■ About this task
This exercise requires every record to be repeated exactly.

■ Dataset

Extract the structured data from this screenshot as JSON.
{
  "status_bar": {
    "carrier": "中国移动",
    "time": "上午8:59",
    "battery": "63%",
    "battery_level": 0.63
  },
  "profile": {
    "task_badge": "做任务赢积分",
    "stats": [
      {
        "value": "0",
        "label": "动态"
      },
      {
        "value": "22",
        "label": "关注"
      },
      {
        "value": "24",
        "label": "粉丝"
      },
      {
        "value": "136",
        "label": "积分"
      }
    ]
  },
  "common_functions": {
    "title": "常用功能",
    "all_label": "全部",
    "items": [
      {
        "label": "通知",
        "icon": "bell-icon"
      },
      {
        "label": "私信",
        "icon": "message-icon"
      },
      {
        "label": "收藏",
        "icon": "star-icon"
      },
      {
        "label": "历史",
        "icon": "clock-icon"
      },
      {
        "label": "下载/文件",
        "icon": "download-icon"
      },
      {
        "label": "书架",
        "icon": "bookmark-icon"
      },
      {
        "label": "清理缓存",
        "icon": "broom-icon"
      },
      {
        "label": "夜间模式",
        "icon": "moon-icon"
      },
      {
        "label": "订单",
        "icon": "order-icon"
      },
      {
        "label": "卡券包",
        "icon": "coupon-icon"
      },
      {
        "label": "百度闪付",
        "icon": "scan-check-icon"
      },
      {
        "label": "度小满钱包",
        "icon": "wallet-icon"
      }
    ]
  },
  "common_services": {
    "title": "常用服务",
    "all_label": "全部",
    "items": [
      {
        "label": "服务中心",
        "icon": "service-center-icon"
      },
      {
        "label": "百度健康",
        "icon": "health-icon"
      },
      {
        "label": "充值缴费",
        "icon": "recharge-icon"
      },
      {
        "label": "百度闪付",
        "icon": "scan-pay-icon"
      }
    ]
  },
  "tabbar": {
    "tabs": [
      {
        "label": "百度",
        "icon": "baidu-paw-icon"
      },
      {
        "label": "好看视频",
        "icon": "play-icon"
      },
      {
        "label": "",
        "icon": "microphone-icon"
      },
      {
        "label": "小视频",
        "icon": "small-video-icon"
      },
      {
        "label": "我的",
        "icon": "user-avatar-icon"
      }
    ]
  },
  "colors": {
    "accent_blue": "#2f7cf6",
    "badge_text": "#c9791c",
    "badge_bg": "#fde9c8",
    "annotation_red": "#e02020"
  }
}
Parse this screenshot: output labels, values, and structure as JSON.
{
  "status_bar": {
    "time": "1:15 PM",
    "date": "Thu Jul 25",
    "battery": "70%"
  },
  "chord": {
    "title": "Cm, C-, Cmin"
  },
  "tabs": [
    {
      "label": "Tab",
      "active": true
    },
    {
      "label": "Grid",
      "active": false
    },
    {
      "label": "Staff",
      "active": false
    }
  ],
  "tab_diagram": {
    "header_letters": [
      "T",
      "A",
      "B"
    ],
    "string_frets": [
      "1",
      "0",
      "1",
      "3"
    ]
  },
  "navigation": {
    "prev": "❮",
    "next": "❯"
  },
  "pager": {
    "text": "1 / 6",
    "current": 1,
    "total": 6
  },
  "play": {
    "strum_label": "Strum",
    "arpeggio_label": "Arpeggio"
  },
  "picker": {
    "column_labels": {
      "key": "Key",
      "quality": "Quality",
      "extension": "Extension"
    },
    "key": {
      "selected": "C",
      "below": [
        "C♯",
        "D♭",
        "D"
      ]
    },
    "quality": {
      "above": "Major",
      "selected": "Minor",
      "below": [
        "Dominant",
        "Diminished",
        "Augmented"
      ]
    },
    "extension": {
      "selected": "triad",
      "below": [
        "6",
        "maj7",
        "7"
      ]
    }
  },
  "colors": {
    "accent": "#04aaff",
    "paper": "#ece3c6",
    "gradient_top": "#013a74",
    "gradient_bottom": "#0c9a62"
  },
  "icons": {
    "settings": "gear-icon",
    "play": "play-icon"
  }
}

■ Task output
Extract the structured data from this screenshot as JSON.
{
  "status_bar": {
    "carrier": "中国移动",
    "time": "上午8:59",
    "battery": "63%",
    "battery_level": 0.63
  },
  "profile": {
    "task_badge": "做任务赢积分",
    "stats": [
      {
        "value": "0",
        "label": "动态"
      },
      {
        "value": "22",
        "label": "关注"
      },
      {
        "value": "24",
        "label": "粉丝"
      },
      {
        "value": "136",
        "label": "积分"
      }
    ]
  },
  "common_functions": {
    "title": "常用功能",
    "all_label": "全部",
    "items": [
      {
        "label": "通知",
        "icon": "bell-icon"
      },
      {
        "label": "私信",
        "icon": "message-icon"
      },
      {
        "label": "收藏",
        "icon": "star-icon"
      },
      {
        "label": "历史",
        "icon": "clock-icon"
      },
      {
        "label": "下载/文件",
        "icon": "download-icon"
      },
      {
        "label": "书架",
        "icon": "bookmark-icon"
      },
      {
        "label": "清理缓存",
        "icon": "broom-icon"
      },
      {
        "label": "夜间模式",
        "icon": "moon-icon"
      },
      {
        "label": "订单",
        "icon": "order-icon"
      },
      {
        "label": "卡券包",
        "icon": "coupon-icon"
      },
      {
        "label": "百度闪付",
        "icon": "scan-check-icon"
      },
      {
        "label": "度小满钱包",
        "icon": "wallet-icon"
      }
    ]
  },
  "common_services": {
    "title": "常用服务",
    "all_label": "全部",
    "items": [
      {
        "label": "服务中心",
        "icon": "service-center-icon"
      },
      {
        "label": "百度健康",
        "icon": "health-icon"
      },
      {
        "label": "充值缴费",
        "icon": "recharge-icon"
      },
      {
        "label": "百度闪付",
        "icon": "scan-pay-icon"
      }
    ]
  },
  "tabbar": {
    "tabs": [
      {
        "label": "百度",
        "icon": "baidu-paw-icon"
      },
      {
        "label": "好看视频",
        "icon": "play-icon"
      },
      {
        "label": "",
        "icon": "microphone-icon"
      },
      {
        "label": "小视频",
        "icon": "small-video-icon"
      },
      {
        "label": "我的",
        "icon": "user-avatar-icon"
      }
    ]
  },
  "colors": {
    "accent_blue": "#2f7cf6",
    "badge_text": "#c9791c",
    "badge_bg": "#fde9c8",
    "annotation_red": "#e02020"
  }
}
Parse this screenshot: output labels, values, and structure as JSON.
{
  "status_bar": {
    "time": "1:15 PM",
    "date": "Thu Jul 25",
    "battery": "70%"
  },
  "chord": {
    "title": "Cm, C-, Cmin"
  },
  "tabs": [
    {
      "label": "Tab",
      "active": true
    },
    {
      "label": "Grid",
      "active": false
    },
    {
      "label": "Staff",
      "active": false
    }
  ],
  "tab_diagram": {
    "header_letters": [
      "T",
      "A",
      "B"
    ],
    "string_frets": [
      "1",
      "0",
      "1",
      "3"
    ]
  },
  "navigation": {
    "prev": "❮",
    "next": "❯"
  },
  "pager": {
    "text": "1 / 6",
    "current": 1,
    "total": 6
  },
  "play": {
    "strum_label": "Strum",
    "arpeggio_label": "Arpeggio"
  },
  "picker": {
    "column_labels": {
      "key": "Key",
      "quality": "Quality",
      "extension": "Extension"
    },
    "key": {
      "selected": "C",
      "below": [
        "C♯",
        "D♭",
        "D"
      ]
    },
    "quality": {
      "above": "Major",
      "selected": "Minor",
      "below": [
        "Dominant",
        "Diminished",
        "Augmented"
      ]
    },
    "extension": {
      "selected": "triad",
      "below": [
        "6",
        "maj7",
        "7"
      ]
    }
  },
  "colors": {
    "accent": "#04aaff",
    "paper": "#ece3c6",
    "gradient_top": "#013a74",
    "gradient_bottom": "#0c9a62"
  },
  "icons": {
    "settings": "gear-icon",
    "play": "play-icon"
  }
}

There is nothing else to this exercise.